LONDON (Reuters) - Pension income expectations have dropped in the past two years and just over half of the people in Britain are saving enough to fulfil their pension targets, a study by Scottish Widows showed.
A “widespread and ingrained inertia” is preventing many people putting aside enough to reach an average pension pot generating what they deemed sufficient at retirement — 23,400 pounds a year — the report said.
Only two years ago, the expectations of the pension pot stood at 27,900 pounds. But respondents still want to retire at around 62 years old.
“This year’s report clearly illustrates the stark difficulty we face in helping people to recognise the urgent need to take personal responsibility for their future,” said Ian Naismith, head of pensions market development for Scottish Widows.
The findings echo a previous study by HSBC (HSBA.L)..
Respondents said they could afford to put aside an additional 97 pounds per month on average for the long-term — compared with the 58 pounds Scottish Widows estimated necessary to prepare adequately for retirement — but were failing to do so.
The study found 51 percent of 5,200 respondents were making enough provision for their retirement, up from 48 percent in 2010.

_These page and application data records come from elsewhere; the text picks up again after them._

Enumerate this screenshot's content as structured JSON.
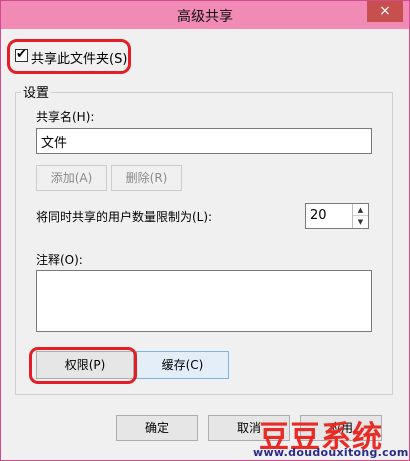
{
  "window": {
    "title": "高级共享",
    "close_glyph": "×"
  },
  "share": {
    "checked": true,
    "check_glyph": "✔",
    "label": "共享此文件夹(S)"
  },
  "settings": {
    "group_label": "设置",
    "share_name_label": "共享名(H):",
    "share_name_value": "文件",
    "add_button": "添加(A)",
    "remove_button": "删除(R)",
    "limit_label": "将同时共享的用户数量限制为(L):",
    "limit_value": "20",
    "spin_up_glyph": "▲",
    "spin_down_glyph": "▼",
    "comment_label": "注释(O):",
    "comment_value": "",
    "permissions_button": "权限(P)",
    "cache_button": "缓存(C)"
  },
  "footer": {
    "ok_button": "确定",
    "cancel_button": "取消",
    "apply_button": "应用"
  },
  "watermark": {
    "text": "豆豆系统",
    "url": "www.doudouxitong.com",
    "color": "#e92a25"
  },
  "colors": {
    "titlebar": "#f28ab6",
    "close_button": "#c7504f",
    "annotation": "#e41e26"
  }
}
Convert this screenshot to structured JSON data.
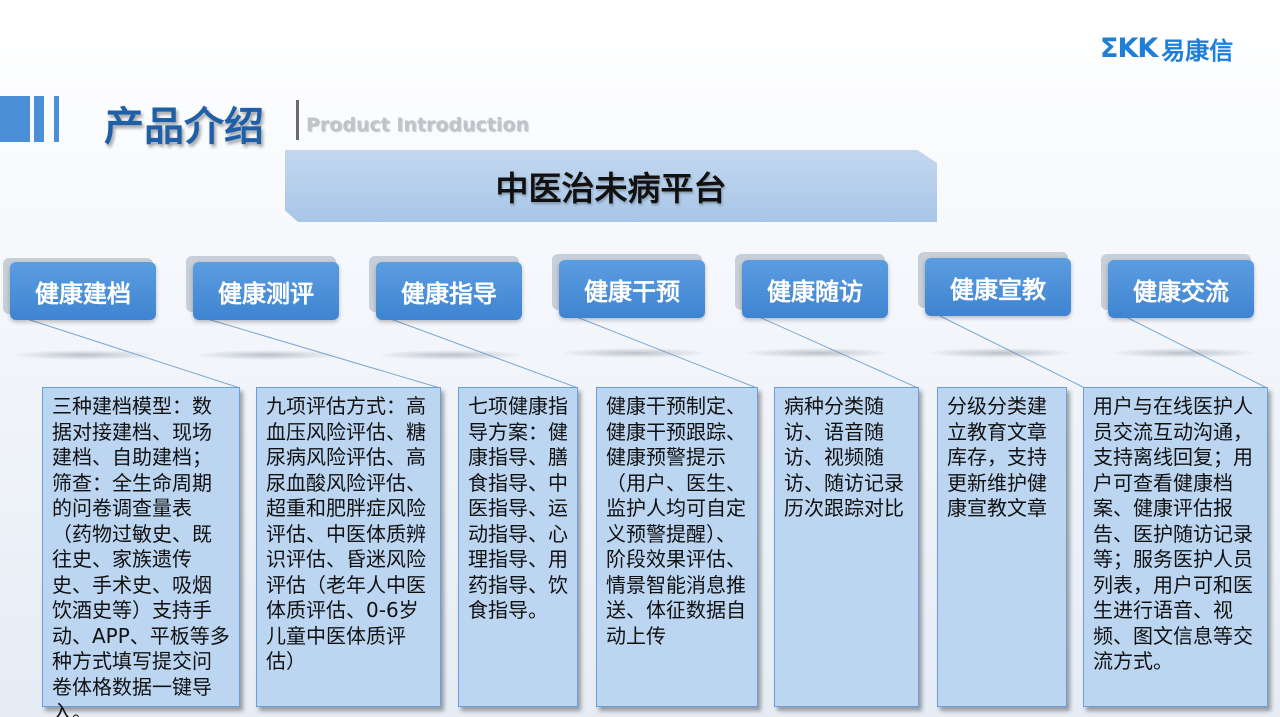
{
  "logo": {
    "mark": "ΣKK",
    "text": "易康信"
  },
  "header": {
    "title": "产品介绍",
    "subtitle": "Product Introduction"
  },
  "platform": {
    "title": "中医治未病平台"
  },
  "colors": {
    "tab": "#4a8fd8",
    "box": "#bcd6f2",
    "title": "#1e5fa8"
  },
  "modules": [
    {
      "label": "健康建档",
      "description": "三种建档模型：数据对接建档、现场建档、自助建档；筛查：全生命周期的问卷调查量表（药物过敏史、既往史、家族遗传史、手术史、吸烟饮酒史等）支持手动、APP、平板等多种方式填写提交问卷体格数据一键导入。"
    },
    {
      "label": "健康测评",
      "description": "九项评估方式：高血压风险评估、糖尿病风险评估、高尿血酸风险评估、超重和肥胖症风险评估、中医体质辨识评估、昏迷风险评估（老年人中医体质评估、0-6岁儿童中医体质评估）"
    },
    {
      "label": "健康指导",
      "description": "七项健康指导方案：健康指导、膳食指导、中医指导、运动指导、心理指导、用药指导、饮食指导。"
    },
    {
      "label": "健康干预",
      "description": "健康干预制定、健康干预跟踪、健康预警提示（用户、医生、监护人均可自定义预警提醒）、阶段效果评估、情景智能消息推送、体征数据自动上传"
    },
    {
      "label": "健康随访",
      "description": "病种分类随访、语音随访、视频随访、随访记录历次跟踪对比"
    },
    {
      "label": "健康宣教",
      "description": "分级分类建立教育文章库存，支持更新维护健康宣教文章"
    },
    {
      "label": "健康交流",
      "description": "用户与在线医护人员交流互动沟通，支持离线回复；用户可查看健康档案、健康评估报告、医护随访记录等；服务医护人员列表，用户可和医生进行语音、视频、图文信息等交流方式。"
    }
  ]
}
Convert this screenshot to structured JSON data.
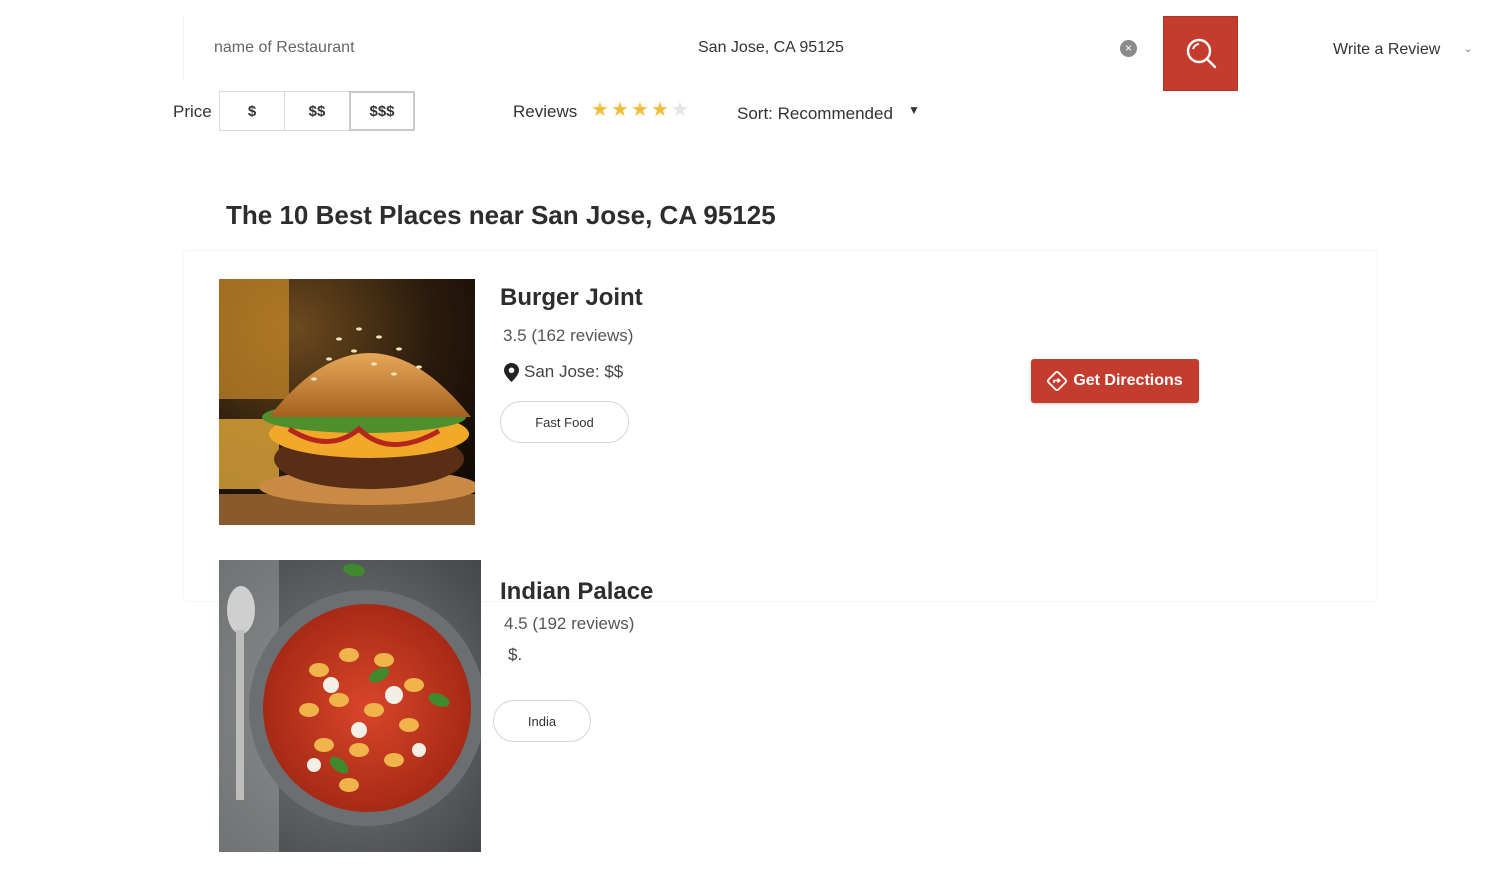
{
  "search": {
    "name_placeholder": "name of Restaurant",
    "location_value": "San Jose, CA 95125",
    "clear_icon": "close-icon",
    "search_icon": "search-icon"
  },
  "header": {
    "write_review": "Write a Review"
  },
  "filters": {
    "price_label": "Price",
    "price_options": [
      "$",
      "$$",
      "$$$"
    ],
    "reviews_label": "Reviews",
    "star_rating": 4,
    "star_max": 5,
    "sort_label": "Sort: Recommended"
  },
  "page_title": "The 10 Best Places near San Jose, CA 95125",
  "results": [
    {
      "name": "Burger Joint",
      "rating": "3.5 (162 reviews)",
      "location": "San Jose: $$",
      "tag": "Fast Food",
      "image": "burger-photo",
      "directions_label": "Get Directions"
    },
    {
      "name": "Indian Palace",
      "rating": "4.5 (192 reviews)",
      "location": "$.",
      "tag": "India",
      "image": "gnocchi-pan-photo"
    }
  ],
  "colors": {
    "accent": "#c43c2e",
    "star": "#f0bf3e",
    "star_off": "#e4e4e4"
  }
}
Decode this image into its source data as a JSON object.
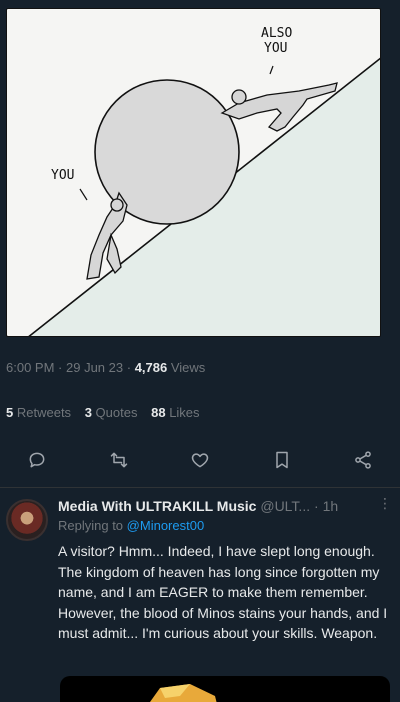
{
  "comic": {
    "label_you": "YOU",
    "label_also_you_line1": "ALSO",
    "label_also_you_line2": "YOU"
  },
  "tweet": {
    "time": "6:00 PM",
    "date": "29 Jun 23",
    "views_count": "4,786",
    "views_label": "Views",
    "retweets_count": "5",
    "retweets_label": "Retweets",
    "quotes_count": "3",
    "quotes_label": "Quotes",
    "likes_count": "88",
    "likes_label": "Likes"
  },
  "actions": {
    "reply_icon": "reply-icon",
    "retweet_icon": "retweet-icon",
    "like_icon": "heart-icon",
    "bookmark_icon": "bookmark-icon",
    "share_icon": "share-icon"
  },
  "reply": {
    "name": "Media With ULTRAKILL Music",
    "handle": "@ULT...",
    "age": "1h",
    "replying_prefix": "Replying to",
    "replying_mention": "@Minorest00",
    "text": "A visitor? Hmm... Indeed, I have slept long enough. The kingdom of heaven has long since forgotten my name, and I am EAGER to make them remember. However, the blood of Minos stains your hands, and I must admit... I'm curious about your skills. Weapon."
  },
  "colors": {
    "background": "#15202b",
    "muted": "#71767b",
    "accent": "#1d9bf0"
  }
}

The rate of adequate pension savers drops to around 25 percent when those with a defined benefit pension were excluded, while 20 percent of people were failing to save anything at all, the report said.
The ‘consistently low’ retirement savings clashes with a relatively high rate of awareness about the need for saving; three quarters of respondents said they recognised the need to take personal responsibility for pensions.
The National Employment Savings Trust (NEST), the pension fund to be launched next year to cater for low to middle earners with no pensions, could emerge as a solution.
Only 11 percent of respondents said they will opt out of NEST, while 21 percent said they remained undecided. The average amount that respondents would be prepared to pay in NEST accounts was 35.40 pounds a month.
Editing by Dan Lalor